By Cynthia Craft
Dozens of bereaved parents who lost children to opiate overdoses told state legislators Monday that the California Medical Board is failing to protect the public from "dirty doctors" who over-prescribe addictive drugs, especially to young adults.
The reports of a growing epidemic in California mirror nationwide statistics from the Centers for Disease Control and Prevention, which revealed new data recently showing the number of deaths due to pain medicine overdoses have increased for the 11th year in a row.
Testimony from California parents, each displaying a framed photograph of their lost loved one, came during a routine review of the California Medical Board in a Joint Oversight Hearing of the state Legislature. Every 10 years, the Legislature's business and professions committees in the Senate and Assembly must review the performance of the board and approve its continued existence.
Bradley V. DeHaven described himself as "one of the blessed ones" because his 27-year old son survived opiate addiction and has been in recovery for two-and-a-half years.
"This is not a Republican issue, or a Democratic issue," DeHaven, of Granite Bay, said during a rally outside the Capitol after giving his testimony. "It's shameful this is happening."
Much of the criticism of the state medical board centered around its refusal to increase physician fees by $9 a year in order to fund a program called CURES, which would monitor by computer the number of pain prescriptions doctors write.

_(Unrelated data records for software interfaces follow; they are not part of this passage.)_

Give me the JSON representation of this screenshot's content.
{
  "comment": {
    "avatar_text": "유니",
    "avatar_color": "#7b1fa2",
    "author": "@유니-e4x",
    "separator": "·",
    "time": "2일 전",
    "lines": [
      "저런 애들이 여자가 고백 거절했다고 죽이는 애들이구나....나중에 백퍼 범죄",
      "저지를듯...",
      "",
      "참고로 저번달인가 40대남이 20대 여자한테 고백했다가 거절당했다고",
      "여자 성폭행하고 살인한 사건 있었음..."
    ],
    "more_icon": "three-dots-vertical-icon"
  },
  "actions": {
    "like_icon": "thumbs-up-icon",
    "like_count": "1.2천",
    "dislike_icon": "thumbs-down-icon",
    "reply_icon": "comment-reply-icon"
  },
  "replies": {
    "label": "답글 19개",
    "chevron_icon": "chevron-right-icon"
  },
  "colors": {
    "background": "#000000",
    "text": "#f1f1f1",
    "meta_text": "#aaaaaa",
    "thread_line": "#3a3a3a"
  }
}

Dr. Sharon Levine, the board president, testified that the medical board does all it can in order to protect the public. However, Consumer Watchdog president Jamie Court pointed out to the legislators that Levine left the hearing room before the parents of deceased grown children testified.